Parking sign on W. Greensboro St. in Wrightsville Beach. Photo by Hannah Leyva.

The Wrightsville Beach Board of Aldermen have agreed to extend their contract with Lanier Parking Solutions, the company that has operated the town’s parking meters since late 2003.

Company representatives gave a presentation that listed the changes the town and company have made to streamline the parking system and increase revenue from it in Wrightsville Beach since 2010, including installing new, more technologically advanced meters and pay stations, increasing hourly and daily rates, adding signs, restructuring the parking pass system and redrawing some parking spaces. They also presented the numbers from the recently completed 2015 season. Following this, the board decided unanimously to renew the contract. The last amendment to the original contract between the two parties was made in June 2014.

Though the details of the contract have yet to be determined and will be presented at the Oct. 13 board meeting, the agreement is for a two-year extension with two , one-year renewal options after that. As an incentive to get the contract, Lanier lowered their management fee from 3.33 percent of total revenue collected to 3.1 percent. In addition to setting the terms of the contract in October, town officials are also planning to meet in December to go over things they want Lanier to implement or change for next season.

Parking signs on the corner of Lumina Ave. and W. Henderson St. in Wrightsville Beach. Photo by Hannah Leyva.
Parking signs on the corner of Lumina Ave. and W. Henderson St. in Wrightsville Beach. Photo by Hannah Leyva.
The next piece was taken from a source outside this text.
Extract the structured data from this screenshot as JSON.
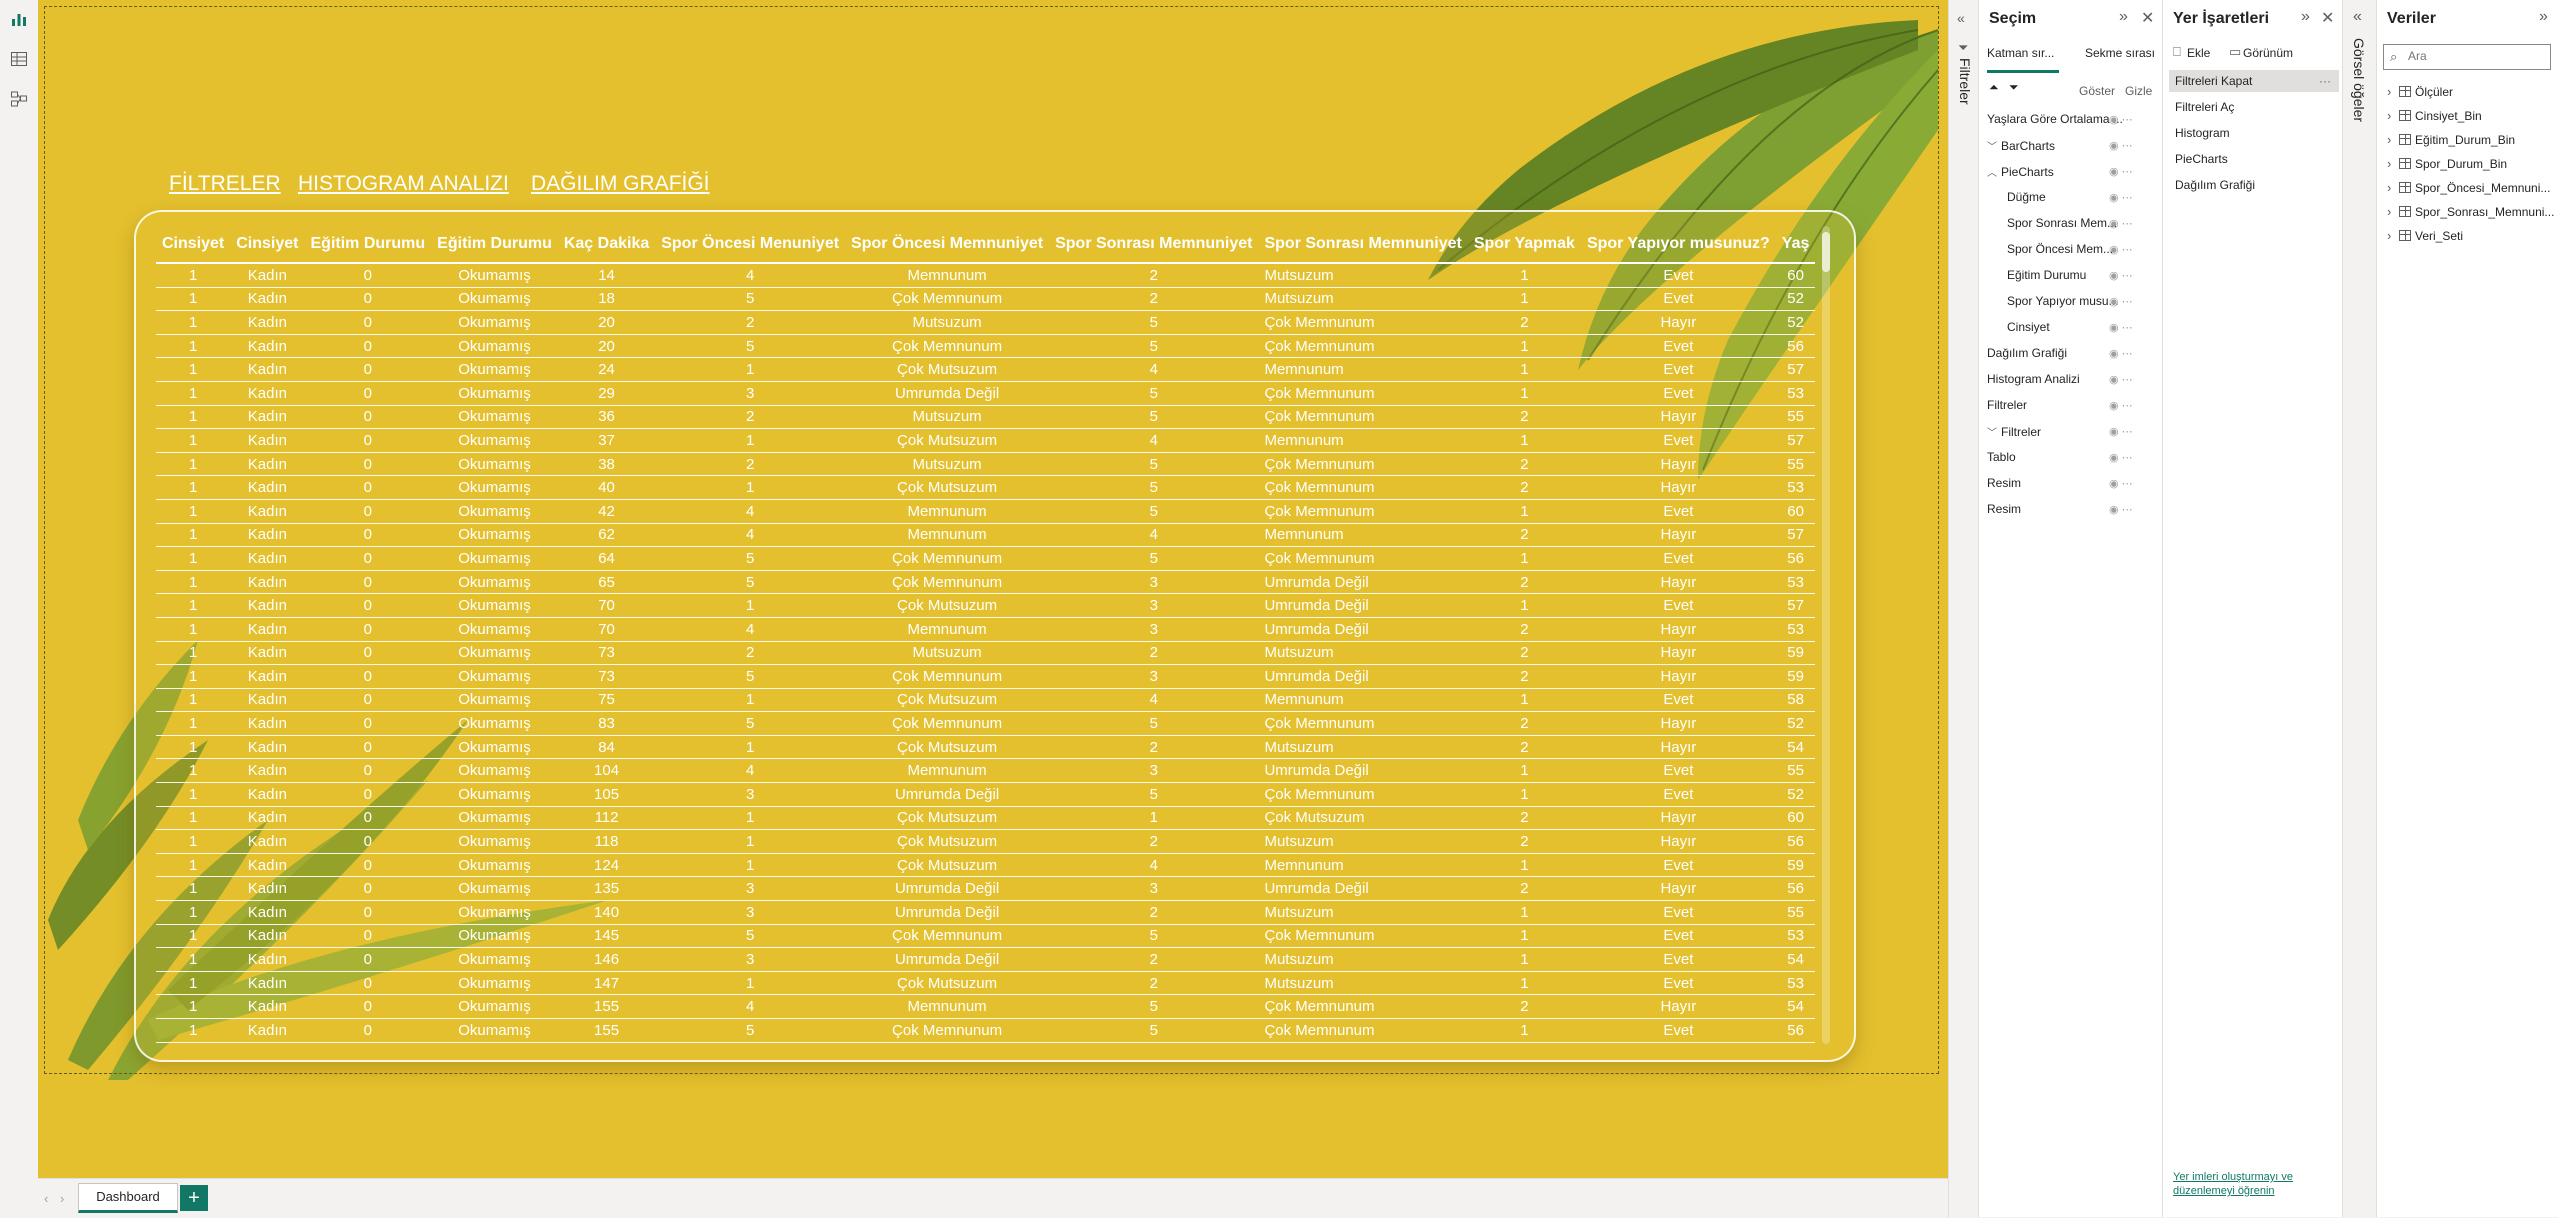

Some of the changes made prior to the 2015 tourist season included upgrading all pay stations to 3G modems and adding compact car spaces. Lanier also made pay-by-phone, which requires users to download a smartphone app or set up an online account, the exclusive method of payment on two small residential roads, West Greensboro Street and West Henderson Street.
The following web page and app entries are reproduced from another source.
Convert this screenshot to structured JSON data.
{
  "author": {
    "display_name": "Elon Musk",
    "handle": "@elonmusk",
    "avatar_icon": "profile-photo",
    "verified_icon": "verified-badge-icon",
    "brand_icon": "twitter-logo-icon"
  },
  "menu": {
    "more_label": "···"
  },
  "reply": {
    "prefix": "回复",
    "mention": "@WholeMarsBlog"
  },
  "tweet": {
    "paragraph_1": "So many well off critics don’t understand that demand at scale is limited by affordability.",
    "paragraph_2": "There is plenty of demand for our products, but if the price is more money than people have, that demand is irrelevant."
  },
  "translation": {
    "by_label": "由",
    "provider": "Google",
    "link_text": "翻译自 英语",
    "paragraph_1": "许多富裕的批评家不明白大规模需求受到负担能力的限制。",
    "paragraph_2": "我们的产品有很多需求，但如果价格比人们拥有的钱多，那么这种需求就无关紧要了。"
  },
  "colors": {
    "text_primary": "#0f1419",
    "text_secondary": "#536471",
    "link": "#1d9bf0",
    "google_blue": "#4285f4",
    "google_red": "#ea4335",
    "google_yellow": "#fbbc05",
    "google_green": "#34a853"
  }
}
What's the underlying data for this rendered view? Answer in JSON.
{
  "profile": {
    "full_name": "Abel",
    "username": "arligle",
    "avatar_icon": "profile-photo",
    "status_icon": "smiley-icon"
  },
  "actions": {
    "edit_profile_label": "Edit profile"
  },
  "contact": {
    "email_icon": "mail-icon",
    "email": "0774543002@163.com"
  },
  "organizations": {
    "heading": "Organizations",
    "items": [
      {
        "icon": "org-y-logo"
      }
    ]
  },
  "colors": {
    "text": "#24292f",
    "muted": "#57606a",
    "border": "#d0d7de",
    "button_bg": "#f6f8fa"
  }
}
Lanier representatives believe this method, which cuts down on operating and labor costs because everything is done online, will be more beneficial to the town in the long run. As part of their presentation, they outlined a five-year plan that would see pay stations and meters removed from 10 more streets (two per year) to make them exclusively pay-by-phone. According to the company, the change would reduce annual costs to the town by nearly $20,000 (over $16,000 for equipment and $3,000 for labor). Based on their data from this season, Lanier said revenue from this form of payment increased dramatically in July and citations have remained low in the two areas that made the switch this year.

While making the change from physical places of payment to completely mobile will help the town’s bottom line, it will require some adjustments from Wrightsville Beach visitors who may not have previous experience with it. In order to use the pay-by-phone system, which the town first implemented as a payment option in 2010, users must first set up an account where they enter their cell phone number, credit card information and license plate number. They then enter their space number and amount of time desired for parking. Five minutes before their time expires, the user gets a text message asking if they’d like to add more time. While this process eliminates the need to carry around pounds of change and provides the convenience of not having to leave your spot on the beach, the service chargers 35 cents per transaction on top of the hourly parking rate. More information on the system can be found here.

In terms of overall revenue for the season, it has increased slightly from last season. According to Lanier’s numbers, parking revenue this year is approximately $2,657,000. Last year during the same time period, revenue was about $2,620,000. The sale of residential passes also went up, from 2,516 last year to 2,601 so far this year. These passes are only available to town property owners who must prove their residency and cost $25 each, with a limit of two per household. The percentage of citation collections is currently lower than it was last year, but company representatives said they’re still collecting fines from the summer.